--- START ---
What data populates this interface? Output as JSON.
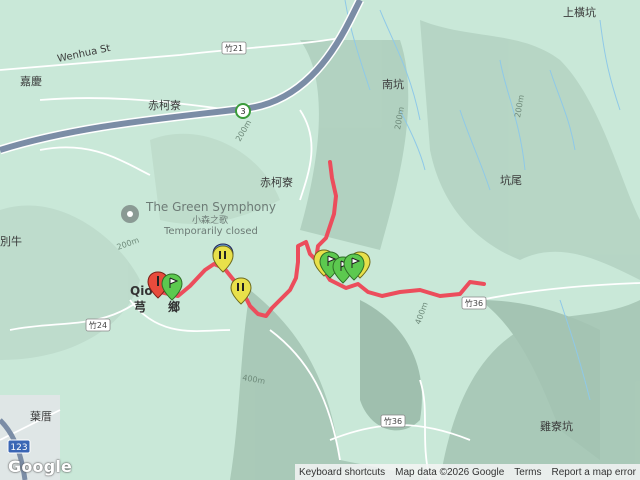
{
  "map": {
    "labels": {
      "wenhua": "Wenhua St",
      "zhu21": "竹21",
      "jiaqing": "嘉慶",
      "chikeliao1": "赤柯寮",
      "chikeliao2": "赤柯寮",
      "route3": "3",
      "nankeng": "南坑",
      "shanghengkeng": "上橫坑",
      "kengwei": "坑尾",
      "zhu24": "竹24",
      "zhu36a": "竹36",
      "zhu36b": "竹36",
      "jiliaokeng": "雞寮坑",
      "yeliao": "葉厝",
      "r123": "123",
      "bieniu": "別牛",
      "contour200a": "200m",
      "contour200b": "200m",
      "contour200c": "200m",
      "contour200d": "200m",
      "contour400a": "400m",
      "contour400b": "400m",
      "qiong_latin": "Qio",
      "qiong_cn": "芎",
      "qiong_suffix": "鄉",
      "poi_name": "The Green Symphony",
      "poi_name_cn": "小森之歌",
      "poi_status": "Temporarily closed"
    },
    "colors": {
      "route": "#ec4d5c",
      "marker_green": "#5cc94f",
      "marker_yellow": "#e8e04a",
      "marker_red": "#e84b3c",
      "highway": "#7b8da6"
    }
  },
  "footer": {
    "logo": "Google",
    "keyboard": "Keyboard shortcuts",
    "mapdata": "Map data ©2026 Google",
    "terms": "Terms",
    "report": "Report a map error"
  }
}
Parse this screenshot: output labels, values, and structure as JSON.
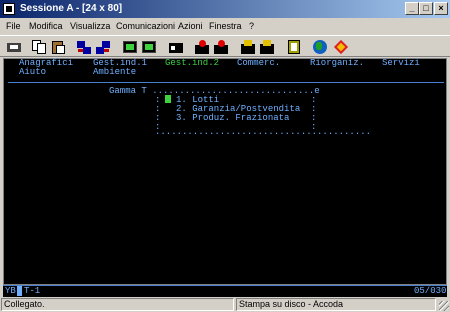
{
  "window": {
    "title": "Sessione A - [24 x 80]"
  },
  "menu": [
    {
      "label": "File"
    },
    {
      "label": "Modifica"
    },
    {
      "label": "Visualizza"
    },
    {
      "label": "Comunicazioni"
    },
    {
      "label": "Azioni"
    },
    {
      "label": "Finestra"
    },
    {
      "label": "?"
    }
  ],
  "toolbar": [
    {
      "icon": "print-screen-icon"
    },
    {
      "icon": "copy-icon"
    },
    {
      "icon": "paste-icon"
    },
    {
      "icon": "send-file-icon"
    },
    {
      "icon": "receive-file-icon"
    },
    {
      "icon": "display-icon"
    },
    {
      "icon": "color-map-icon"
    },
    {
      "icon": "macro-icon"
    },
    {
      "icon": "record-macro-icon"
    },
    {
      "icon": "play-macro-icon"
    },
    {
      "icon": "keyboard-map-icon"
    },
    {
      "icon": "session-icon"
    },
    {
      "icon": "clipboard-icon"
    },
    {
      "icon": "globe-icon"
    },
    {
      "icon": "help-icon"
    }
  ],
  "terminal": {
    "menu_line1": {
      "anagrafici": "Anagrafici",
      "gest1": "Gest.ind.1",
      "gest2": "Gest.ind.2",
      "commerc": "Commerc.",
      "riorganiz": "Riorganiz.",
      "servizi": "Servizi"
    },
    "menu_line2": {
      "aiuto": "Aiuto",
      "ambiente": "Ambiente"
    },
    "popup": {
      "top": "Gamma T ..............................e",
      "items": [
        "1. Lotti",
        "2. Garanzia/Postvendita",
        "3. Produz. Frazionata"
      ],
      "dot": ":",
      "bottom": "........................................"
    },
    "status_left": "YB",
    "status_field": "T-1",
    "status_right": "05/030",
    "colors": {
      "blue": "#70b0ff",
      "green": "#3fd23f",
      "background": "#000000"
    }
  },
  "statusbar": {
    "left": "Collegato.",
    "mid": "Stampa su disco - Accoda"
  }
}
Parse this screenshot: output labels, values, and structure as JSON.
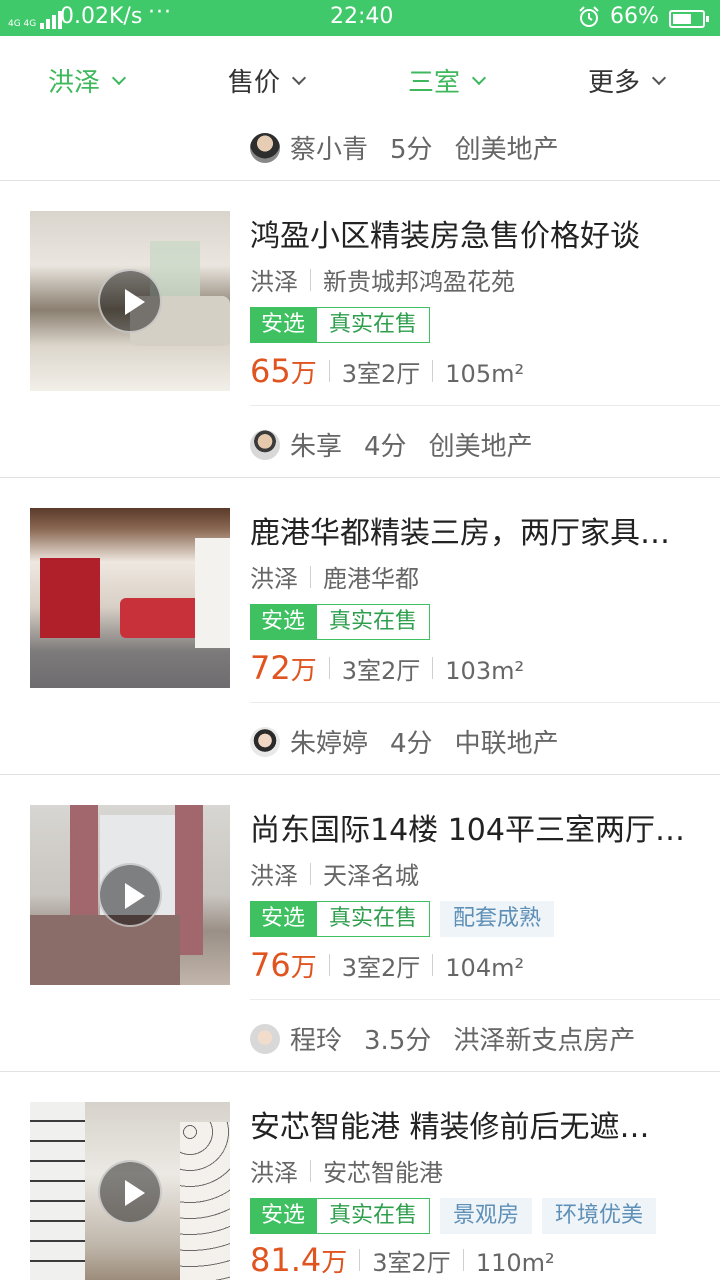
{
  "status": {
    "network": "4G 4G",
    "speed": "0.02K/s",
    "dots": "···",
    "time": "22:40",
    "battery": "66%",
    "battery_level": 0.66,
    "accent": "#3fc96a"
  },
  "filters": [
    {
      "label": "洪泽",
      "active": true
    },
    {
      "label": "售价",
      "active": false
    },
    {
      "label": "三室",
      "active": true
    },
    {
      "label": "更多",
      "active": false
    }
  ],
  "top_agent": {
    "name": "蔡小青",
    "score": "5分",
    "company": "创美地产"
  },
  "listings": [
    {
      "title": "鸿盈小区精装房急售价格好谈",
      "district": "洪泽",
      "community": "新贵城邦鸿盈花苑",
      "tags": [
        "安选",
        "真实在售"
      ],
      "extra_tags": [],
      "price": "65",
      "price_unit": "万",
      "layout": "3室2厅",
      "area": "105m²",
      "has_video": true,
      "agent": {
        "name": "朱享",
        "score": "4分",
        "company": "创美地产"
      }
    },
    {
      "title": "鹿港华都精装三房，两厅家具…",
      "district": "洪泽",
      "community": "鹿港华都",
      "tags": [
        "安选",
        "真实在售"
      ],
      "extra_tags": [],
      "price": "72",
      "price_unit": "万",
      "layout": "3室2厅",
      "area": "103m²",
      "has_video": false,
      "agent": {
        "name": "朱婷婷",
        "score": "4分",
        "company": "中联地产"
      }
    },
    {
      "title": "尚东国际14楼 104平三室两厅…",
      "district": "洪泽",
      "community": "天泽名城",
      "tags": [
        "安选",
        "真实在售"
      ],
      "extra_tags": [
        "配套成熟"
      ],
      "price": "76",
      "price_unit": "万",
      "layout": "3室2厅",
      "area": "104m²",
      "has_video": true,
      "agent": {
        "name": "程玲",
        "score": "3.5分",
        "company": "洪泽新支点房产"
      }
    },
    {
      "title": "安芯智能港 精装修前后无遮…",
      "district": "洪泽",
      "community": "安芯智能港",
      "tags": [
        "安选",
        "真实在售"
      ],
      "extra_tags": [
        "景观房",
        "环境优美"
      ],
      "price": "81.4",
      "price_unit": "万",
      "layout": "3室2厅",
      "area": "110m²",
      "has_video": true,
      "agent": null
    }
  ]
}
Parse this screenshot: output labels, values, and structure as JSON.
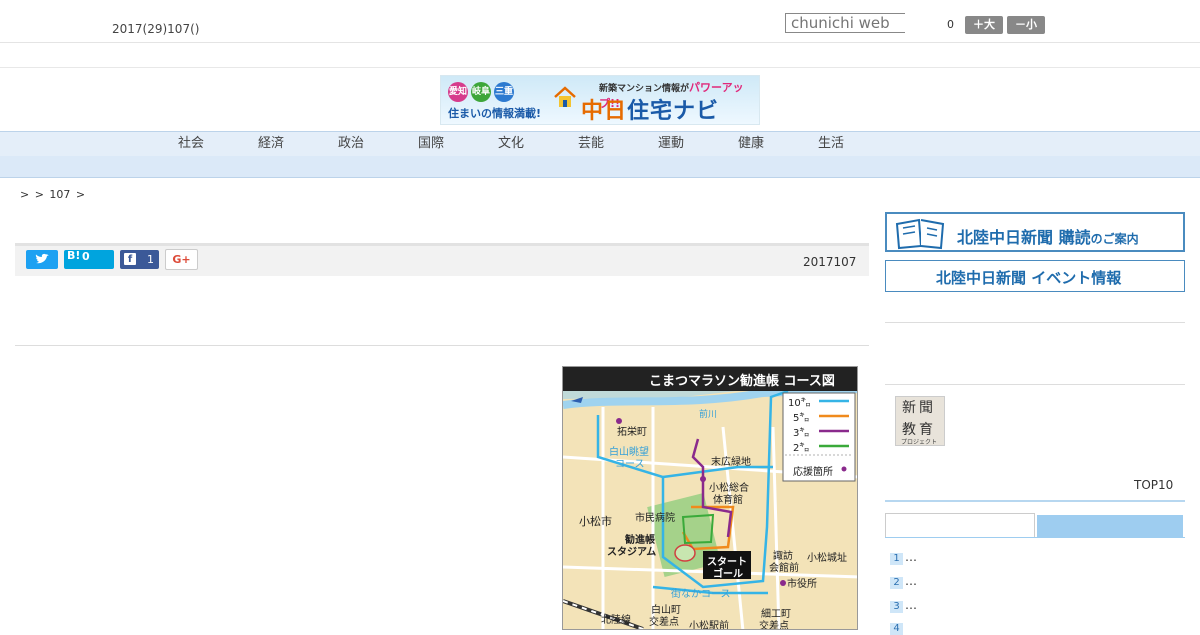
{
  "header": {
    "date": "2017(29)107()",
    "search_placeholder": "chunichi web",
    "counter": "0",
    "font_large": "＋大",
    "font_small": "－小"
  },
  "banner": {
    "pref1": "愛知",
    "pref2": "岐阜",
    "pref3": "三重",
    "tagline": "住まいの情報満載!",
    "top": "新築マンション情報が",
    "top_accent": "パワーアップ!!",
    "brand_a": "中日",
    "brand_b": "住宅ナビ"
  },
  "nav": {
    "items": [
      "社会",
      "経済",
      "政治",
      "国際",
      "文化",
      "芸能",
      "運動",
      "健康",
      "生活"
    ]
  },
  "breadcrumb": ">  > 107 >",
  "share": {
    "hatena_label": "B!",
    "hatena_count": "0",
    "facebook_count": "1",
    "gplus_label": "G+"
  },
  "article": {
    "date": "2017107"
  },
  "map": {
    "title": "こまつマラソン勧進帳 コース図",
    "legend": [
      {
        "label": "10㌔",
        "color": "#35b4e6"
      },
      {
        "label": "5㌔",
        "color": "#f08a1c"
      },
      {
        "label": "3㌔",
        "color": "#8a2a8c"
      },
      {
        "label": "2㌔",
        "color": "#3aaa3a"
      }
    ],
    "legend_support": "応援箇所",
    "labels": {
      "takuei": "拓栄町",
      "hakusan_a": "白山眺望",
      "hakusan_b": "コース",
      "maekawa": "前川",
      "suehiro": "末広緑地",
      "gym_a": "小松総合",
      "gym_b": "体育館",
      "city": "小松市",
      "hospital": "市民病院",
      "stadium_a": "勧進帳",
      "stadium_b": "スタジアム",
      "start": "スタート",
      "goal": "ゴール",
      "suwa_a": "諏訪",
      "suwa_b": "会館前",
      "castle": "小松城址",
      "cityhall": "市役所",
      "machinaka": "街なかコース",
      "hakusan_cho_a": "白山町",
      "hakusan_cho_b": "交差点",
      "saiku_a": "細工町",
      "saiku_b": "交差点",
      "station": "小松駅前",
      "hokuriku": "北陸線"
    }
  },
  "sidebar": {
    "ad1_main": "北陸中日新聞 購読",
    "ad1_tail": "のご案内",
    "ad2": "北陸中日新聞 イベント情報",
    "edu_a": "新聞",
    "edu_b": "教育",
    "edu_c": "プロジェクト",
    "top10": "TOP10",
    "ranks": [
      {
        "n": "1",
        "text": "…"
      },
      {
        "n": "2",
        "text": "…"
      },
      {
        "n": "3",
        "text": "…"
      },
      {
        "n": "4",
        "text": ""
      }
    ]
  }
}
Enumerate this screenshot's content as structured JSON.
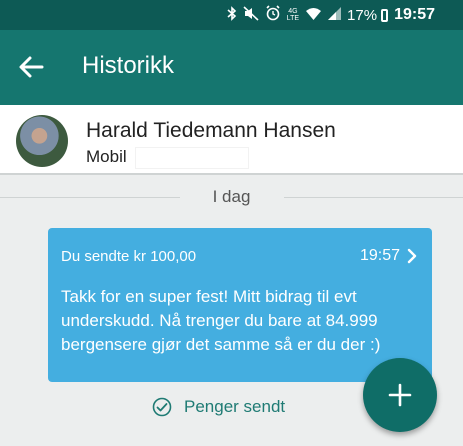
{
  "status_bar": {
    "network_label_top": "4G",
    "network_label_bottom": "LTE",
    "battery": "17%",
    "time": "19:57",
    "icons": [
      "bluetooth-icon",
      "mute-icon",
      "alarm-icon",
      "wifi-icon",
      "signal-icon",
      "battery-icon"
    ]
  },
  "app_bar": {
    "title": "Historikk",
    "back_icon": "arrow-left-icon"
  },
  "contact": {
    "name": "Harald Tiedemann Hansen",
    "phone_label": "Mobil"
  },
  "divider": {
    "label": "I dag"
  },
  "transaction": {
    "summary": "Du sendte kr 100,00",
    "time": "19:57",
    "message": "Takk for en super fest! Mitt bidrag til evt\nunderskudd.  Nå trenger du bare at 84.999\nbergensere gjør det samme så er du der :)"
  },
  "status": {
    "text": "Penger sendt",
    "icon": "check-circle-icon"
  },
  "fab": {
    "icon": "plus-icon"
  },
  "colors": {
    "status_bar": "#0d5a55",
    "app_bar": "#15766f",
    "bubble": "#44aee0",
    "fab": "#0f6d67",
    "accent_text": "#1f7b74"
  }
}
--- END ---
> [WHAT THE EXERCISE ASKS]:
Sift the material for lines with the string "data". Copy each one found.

> [RESPONSE TO THIS EXERCISE]:
What data populates this interface? Output as JSON.
    "mapdata": "Map data ©2026 Google",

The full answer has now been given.